Almost two decades ago, well before DVD players (and in the era of VCRs...), another way for fans to experience the glory of their favorite sf movie (like Star Wars or Star Trek II: The Wrath of Khan) involved the exciting technology of...cassettes. Perfect for Borat in Khazikstan today...
What's a cassette? Oh come on, you know! Search your memories....before CDs...after eight-tracks...you know! Anyway, Buena Vista Records manufactured a number of "Read-Along Adventures" for the young ones. These were cassettes that narrated an adventure while the youngling could read along in a 24-page book. "SEE the pictures. HEAR the tape. READ the book," read the material on the back cover of each 24-page book.
Also, Buena Vista noted, you could "give your child a head start in learning to read" with this "24-page book" "filled with full-color illustrations and a high quality read-along cassette." What could be more fun that? Besides DVDs and X-Box, of course...
The back cover also noted that each book features "word-for-word story narration, dramatic character dialogue, authentic sound effects and musical backgrounds." Neat.

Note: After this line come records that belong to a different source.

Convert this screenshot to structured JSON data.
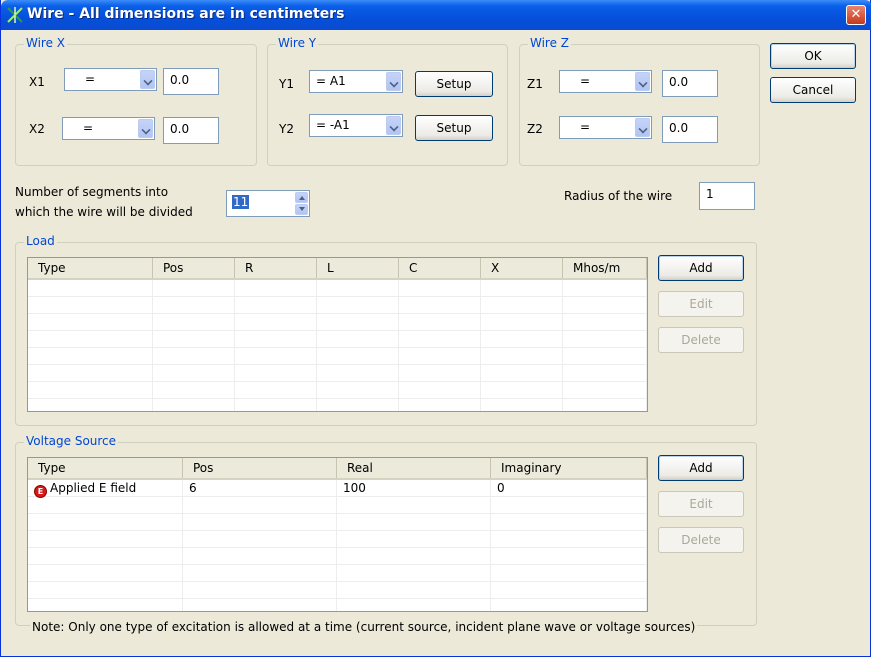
{
  "window": {
    "title": "Wire - All dimensions are in centimeters",
    "close_glyph": "✕"
  },
  "wire_x": {
    "legend": "Wire X",
    "x1": {
      "label": "X1",
      "combo": "=",
      "value": "0.0"
    },
    "x2": {
      "label": "X2",
      "combo": "=",
      "value": "0.0"
    }
  },
  "wire_y": {
    "legend": "Wire Y",
    "y1": {
      "label": "Y1",
      "combo": "= A1",
      "setup": "Setup"
    },
    "y2": {
      "label": "Y2",
      "combo": "= -A1",
      "setup": "Setup"
    }
  },
  "wire_z": {
    "legend": "Wire Z",
    "z1": {
      "label": "Z1",
      "combo": "=",
      "value": "0.0"
    },
    "z2": {
      "label": "Z2",
      "combo": "=",
      "value": "0.0"
    }
  },
  "buttons": {
    "ok": "OK",
    "cancel": "Cancel"
  },
  "segments": {
    "label_line1": "Number of segments into",
    "label_line2": "which the wire will be divided",
    "value": "11"
  },
  "radius": {
    "label": "Radius of the wire",
    "value": "1"
  },
  "load": {
    "legend": "Load",
    "columns": [
      "Type",
      "Pos",
      "R",
      "L",
      "C",
      "X",
      "Mhos/m"
    ],
    "rows": [],
    "add": "Add",
    "edit": "Edit",
    "delete": "Delete"
  },
  "voltage_source": {
    "legend": "Voltage Source",
    "columns": [
      "Type",
      "Pos",
      "Real",
      "Imaginary"
    ],
    "rows": [
      {
        "type": "Applied E field",
        "pos": "6",
        "real": "100",
        "imag": "0",
        "icon": "E"
      }
    ],
    "add": "Add",
    "edit": "Edit",
    "delete": "Delete"
  },
  "note": "Note: Only one type of excitation is allowed at a time (current source, incident plane wave or voltage sources)"
}
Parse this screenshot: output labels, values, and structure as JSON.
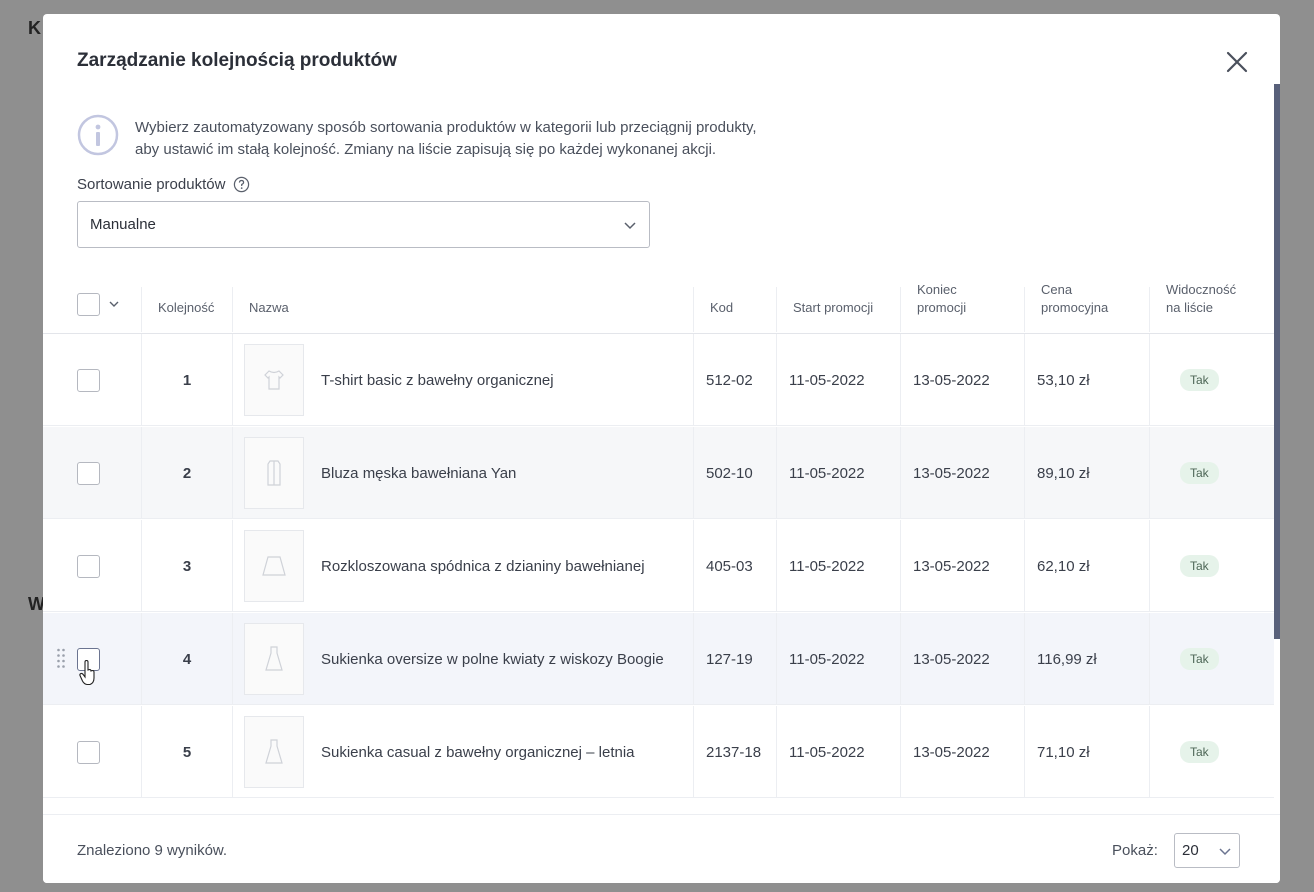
{
  "background": {
    "fragment_top": "K",
    "fragment_mid": "W"
  },
  "modal": {
    "title": "Zarządzanie kolejnością produktów",
    "info_line1": "Wybierz zautomatyzowany sposób sortowania produktów w kategorii lub przeciągnij produkty,",
    "info_line2": "aby ustawić im stałą kolejność. Zmiany na liście zapisują się po każdej wykonanej akcji.",
    "sort_label": "Sortowanie produktów",
    "sort_value": "Manualne"
  },
  "table": {
    "headers": {
      "order": "Kolejność",
      "name": "Nazwa",
      "code": "Kod",
      "start": "Start promocji",
      "end_l1": "Koniec",
      "end_l2": "promocji",
      "price_l1": "Cena",
      "price_l2": "promocyjna",
      "vis_l1": "Widoczność",
      "vis_l2": "na liście"
    },
    "rows": [
      {
        "order": "1",
        "name": "T-shirt basic z bawełny organicznej",
        "code": "512-02",
        "start": "11-05-2022",
        "end": "13-05-2022",
        "price": "53,10 zł",
        "visibility": "Tak",
        "icon": "tshirt-icon"
      },
      {
        "order": "2",
        "name": "Bluza męska bawełniana Yan",
        "code": "502-10",
        "start": "11-05-2022",
        "end": "13-05-2022",
        "price": "89,10 zł",
        "visibility": "Tak",
        "icon": "hoodie-icon"
      },
      {
        "order": "3",
        "name": "Rozkloszowana spódnica z dzianiny bawełnianej",
        "code": "405-03",
        "start": "11-05-2022",
        "end": "13-05-2022",
        "price": "62,10 zł",
        "visibility": "Tak",
        "icon": "skirt-icon"
      },
      {
        "order": "4",
        "name": "Sukienka oversize w polne kwiaty z wiskozy Boogie",
        "code": "127-19",
        "start": "11-05-2022",
        "end": "13-05-2022",
        "price": "116,99 zł",
        "visibility": "Tak",
        "icon": "dress-icon"
      },
      {
        "order": "5",
        "name": "Sukienka casual z bawełny organicznej – letnia",
        "code": "2137-18",
        "start": "11-05-2022",
        "end": "13-05-2022",
        "price": "71,10 zł",
        "visibility": "Tak",
        "icon": "dress-icon"
      }
    ]
  },
  "footer": {
    "found": "Znaleziono 9 wyników.",
    "show_label": "Pokaż:",
    "page_size": "20"
  },
  "colors": {
    "accent": "#58607a",
    "badge_bg": "#e6f3ea"
  }
}
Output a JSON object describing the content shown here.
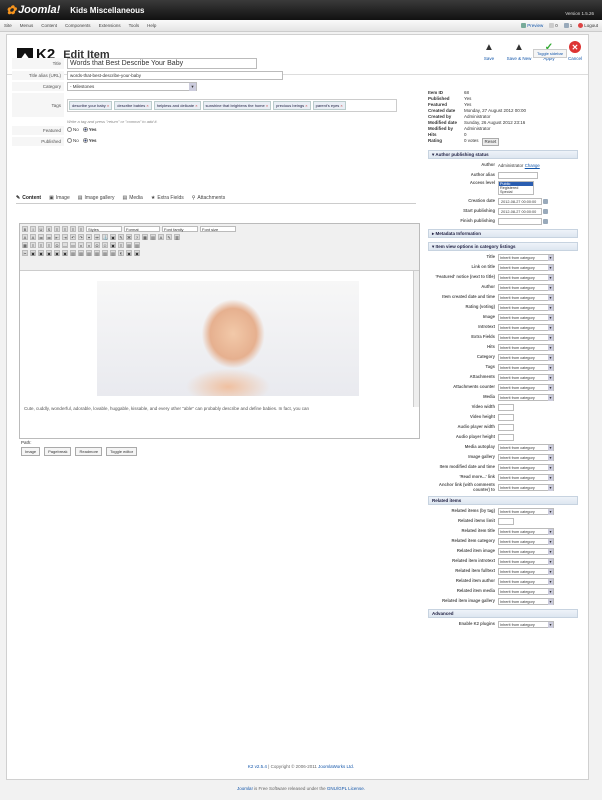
{
  "header": {
    "logo": "Joomla!",
    "site": "Kids Miscellaneous",
    "version": "Version 1.5.26"
  },
  "menu": [
    "Site",
    "Menus",
    "Content",
    "Components",
    "Extensions",
    "Tools",
    "Help"
  ],
  "status": {
    "preview": "Preview",
    "messages": "0",
    "users": "1",
    "logout": "Logout"
  },
  "toolbar": {
    "k2": "K2",
    "title": "Edit Item",
    "save": "Save",
    "save_new": "Save & New",
    "apply": "Apply",
    "cancel": "Cancel"
  },
  "toggle_sidebar": "Toggle sidebar",
  "form": {
    "title_label": "Title",
    "title": "Words that Best Describe Your Baby",
    "alias_label": "Title alias (URL)",
    "alias": "words-that-best-describe-your-baby",
    "category_label": "Category",
    "category": "- Milestones",
    "tags_label": "Tags",
    "tags": [
      "describe your baby",
      "describe babies",
      "helpless and delicate",
      "sunshine that brightens the home",
      "precious beings",
      "parent's eyes"
    ],
    "tags_hint": "Write a tag and press \"return\" or \"comma\" to add it.",
    "featured_label": "Featured",
    "published_label": "Published",
    "no": "No",
    "yes": "Yes"
  },
  "tabs": [
    "Content",
    "Image",
    "Image gallery",
    "Media",
    "Extra Fields",
    "Attachments"
  ],
  "editor": {
    "styles": "Styles",
    "format": "Format",
    "font_family": "Font family",
    "font_size": "Font size",
    "text": "Cute, cuddly, wonderful, adorable, lovable, huggable, kissable, and every other \"able\" can probably describe and define babies. In fact, you can",
    "path": "Path:",
    "buttons": [
      "Image",
      "Pagebreak",
      "Readmore",
      "Toggle editor"
    ]
  },
  "info": [
    {
      "k": "Item ID",
      "v": "68"
    },
    {
      "k": "Published",
      "v": "Yes"
    },
    {
      "k": "Featured",
      "v": "Yes"
    },
    {
      "k": "Created date",
      "v": "Monday, 27 August 2012 00:00"
    },
    {
      "k": "Created by",
      "v": "Administrator"
    },
    {
      "k": "Modified date",
      "v": "Sunday, 26 August 2012 23:16"
    },
    {
      "k": "Modified by",
      "v": "Administrator"
    },
    {
      "k": "Hits",
      "v": "0"
    },
    {
      "k": "Rating",
      "v": "0 votes"
    }
  ],
  "reset": "Reset",
  "author_section": "Author publishing status",
  "author": {
    "label": "Author",
    "value": "Administrator",
    "change": "Change"
  },
  "author_alias": "Author alias",
  "access": {
    "label": "Access level",
    "options": [
      "Public",
      "Registered",
      "Special"
    ]
  },
  "creation_date": {
    "label": "Creation date",
    "value": "2012-08-27 00:00:00"
  },
  "start_publishing": {
    "label": "Start publishing",
    "value": "2012-08-27 00:00:00"
  },
  "finish_publishing": "Finish publishing",
  "metadata_section": "Metadata Information",
  "view_section": "Item view options in category listings",
  "inherit": "Inherit from category",
  "view_options": [
    "Title",
    "Link on title",
    "'Featured' notice (next to title)",
    "Author",
    "Item created date and time",
    "Rating (voting)",
    "Image",
    "Introtext",
    "Extra Fields",
    "Hits",
    "Category",
    "Tags",
    "Attachments",
    "Attachments counter",
    "Media"
  ],
  "view_inputs": [
    "Video width",
    "Video height",
    "Audio player width",
    "Audio player height"
  ],
  "view_options2": [
    "Media autoplay",
    "Image gallery",
    "Item modified date and time",
    "'Read more...' link",
    "Anchor link (with comments counter) to"
  ],
  "related_section": "Related items",
  "related": [
    "Related items (by tag)"
  ],
  "related_limit": "Related items limit",
  "related2": [
    "Related item title",
    "Related item category",
    "Related item image",
    "Related item introtext",
    "Related item fulltext",
    "Related item author",
    "Related item media",
    "Related item image gallery"
  ],
  "advanced_section": "Advanced",
  "advanced": [
    "Enable K2 plugins"
  ],
  "footer": {
    "k2": "K2 v2.5.4",
    "copyright": " | Copyright © 2006-2011 ",
    "jw": "JoomlaWorks Ltd.",
    "joomla": "Joomla!",
    "free": " is Free Software released under the ",
    "gnu": "GNU/GPL License."
  },
  "colors": {
    "accent": "#1155aa",
    "header": "#111111",
    "section": "#dde6f0",
    "flower": "#f7941d"
  }
}
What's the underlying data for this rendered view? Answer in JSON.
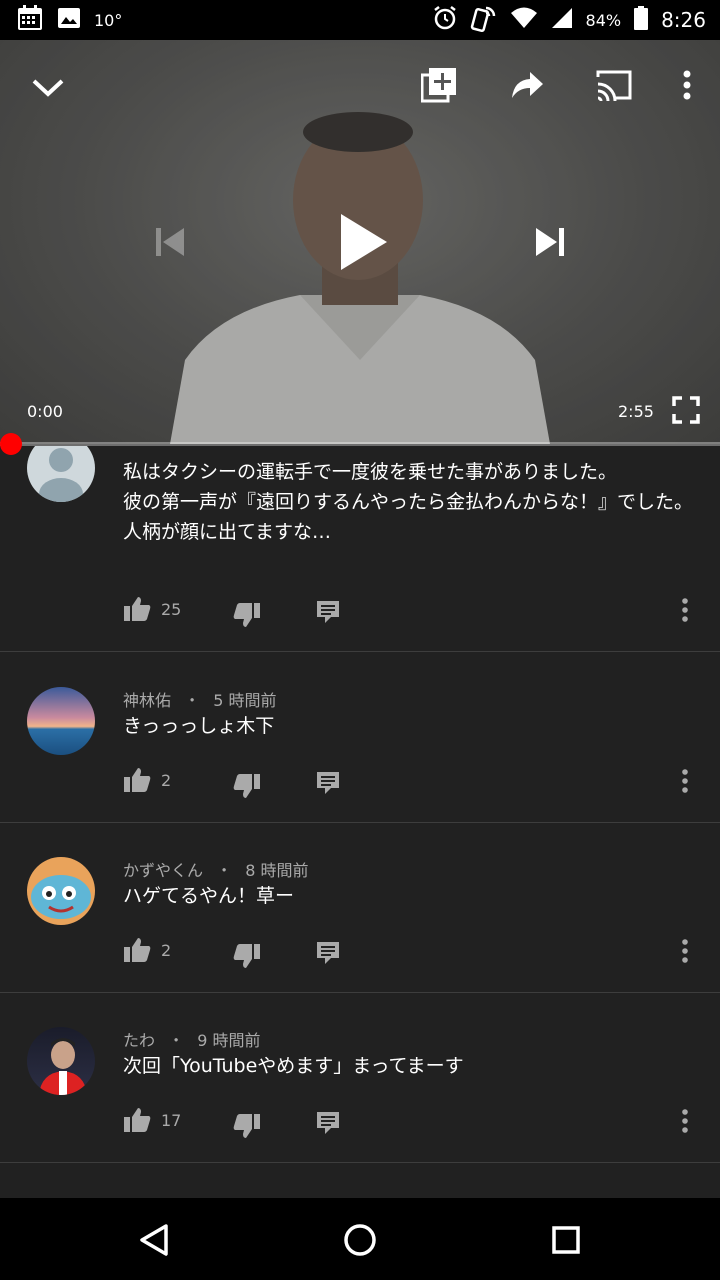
{
  "status_bar": {
    "temperature": "10°",
    "battery": "84%",
    "time": "8:26",
    "icons": [
      "calendar-icon",
      "image-icon",
      "alarm-icon",
      "nfc-icon",
      "wifi-icon",
      "signal-icon",
      "battery-icon"
    ]
  },
  "player": {
    "current_time": "0:00",
    "duration": "2:55",
    "progress": 0.0,
    "icons": [
      "collapse-chevron-icon",
      "add-to-playlist-icon",
      "share-icon",
      "cast-icon",
      "more-vert-icon",
      "previous-icon",
      "play-icon",
      "next-icon",
      "fullscreen-icon"
    ]
  },
  "comments": [
    {
      "author": "",
      "age": "",
      "text": "私はタクシーの運転手で一度彼を乗せた事がありました。\n彼の第一声が『遠回りするんやったら金払わんからな！』でした。\n人柄が顔に出てますな…",
      "likes": "25"
    },
    {
      "author": "神林佑",
      "age": "5 時間前",
      "text": "きっっっしょ木下",
      "likes": "2"
    },
    {
      "author": "かずやくん",
      "age": "8 時間前",
      "text": "ハゲてるやん！草ー",
      "likes": "2"
    },
    {
      "author": "たわ",
      "age": "9 時間前",
      "text": "次回「YouTubeやめます」まってまーす",
      "likes": "17"
    }
  ],
  "meta_separator": "・",
  "colors": {
    "background": "#212121",
    "accent_red": "#ff0000",
    "secondary_text": "#aaaaaa",
    "divider": "#3d3d3d"
  }
}
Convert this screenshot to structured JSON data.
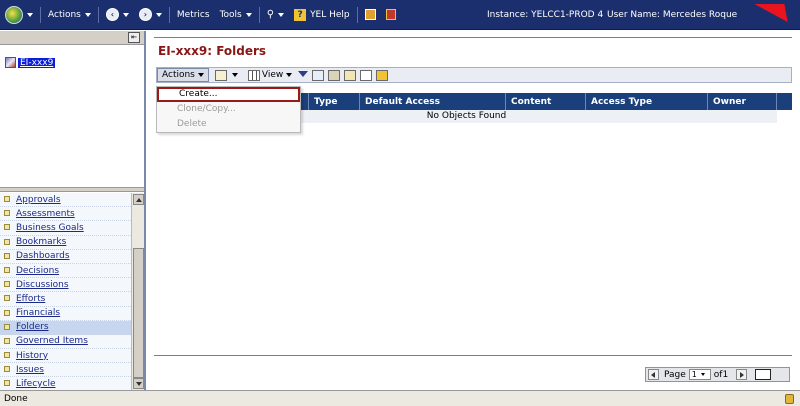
{
  "topbar": {
    "menus": [
      "Actions",
      "Metrics",
      "Tools"
    ],
    "help_label": "YEL Help",
    "instance_label": "Instance: YELCC1-PROD 4",
    "user_label": "User Name: Mercedes Roque"
  },
  "tree": {
    "selected_label": "EI-xxx9"
  },
  "nav": {
    "items": [
      "Approvals",
      "Assessments",
      "Business Goals",
      "Bookmarks",
      "Dashboards",
      "Decisions",
      "Discussions",
      "Efforts",
      "Financials",
      "Folders",
      "Governed Items",
      "History",
      "Issues",
      "Lifecycle"
    ],
    "active": "Folders"
  },
  "main": {
    "title": "EI-xxx9: Folders",
    "toolbar": {
      "actions_label": "Actions",
      "view_label": "View"
    },
    "columns": [
      "",
      "Type",
      "Default Access",
      "Content",
      "Access Type",
      "Owner"
    ],
    "empty_message": "No Objects Found",
    "actions_menu": [
      {
        "label": "Create...",
        "enabled": true
      },
      {
        "label": "Clone/Copy...",
        "enabled": false
      },
      {
        "label": "Delete",
        "enabled": false
      }
    ]
  },
  "pager": {
    "page_label": "Page",
    "page_value": "1",
    "of_label": "of1"
  },
  "status": {
    "text": "Done"
  },
  "colors": {
    "header_blue": "#1b2f6e",
    "title_red": "#8a1515",
    "table_header": "#1b3f7a"
  }
}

In its day, the company released a variety of Star Wars books (Star Wars, The Empire Strikes Back, Return of the Jedi, Planet of the Hoojibs, Droid World, The Ewoks Join the FIght) and didn't slight Star Trek either, making books based on The Motion Picture, The Wrath of Khan and The Search For Spock.
Other titles included Gremlins, The Dark Crystal, E.T. and The Black Stallion. One of my favorites was The Last Starfighter.
A thrill of these "book and cassette" combos was that in some cases (Star Trek and The Last Starfighter, for instance), the books utilized photographs from the actual productions rather than illustrations. This often meant you'd see images that weren't very common; or even better - had been deleted from the film. For instance, there's an interesting view of the U.S.S. Enterprise reckoning with the V'Ger cloud in The Motion Picture edition. And personally, in regards to The Last Starfighter, I can simply never see enough of Catherine Mary Stewart.
As the interior of each book implored on the first page, "LET'S BEGIN NOW!" Really, was there ever a better time to be a kid than the 1970s and 1980s? I guess, cuz now kids have the Internet too. But forgive me for being nostalgic, all right?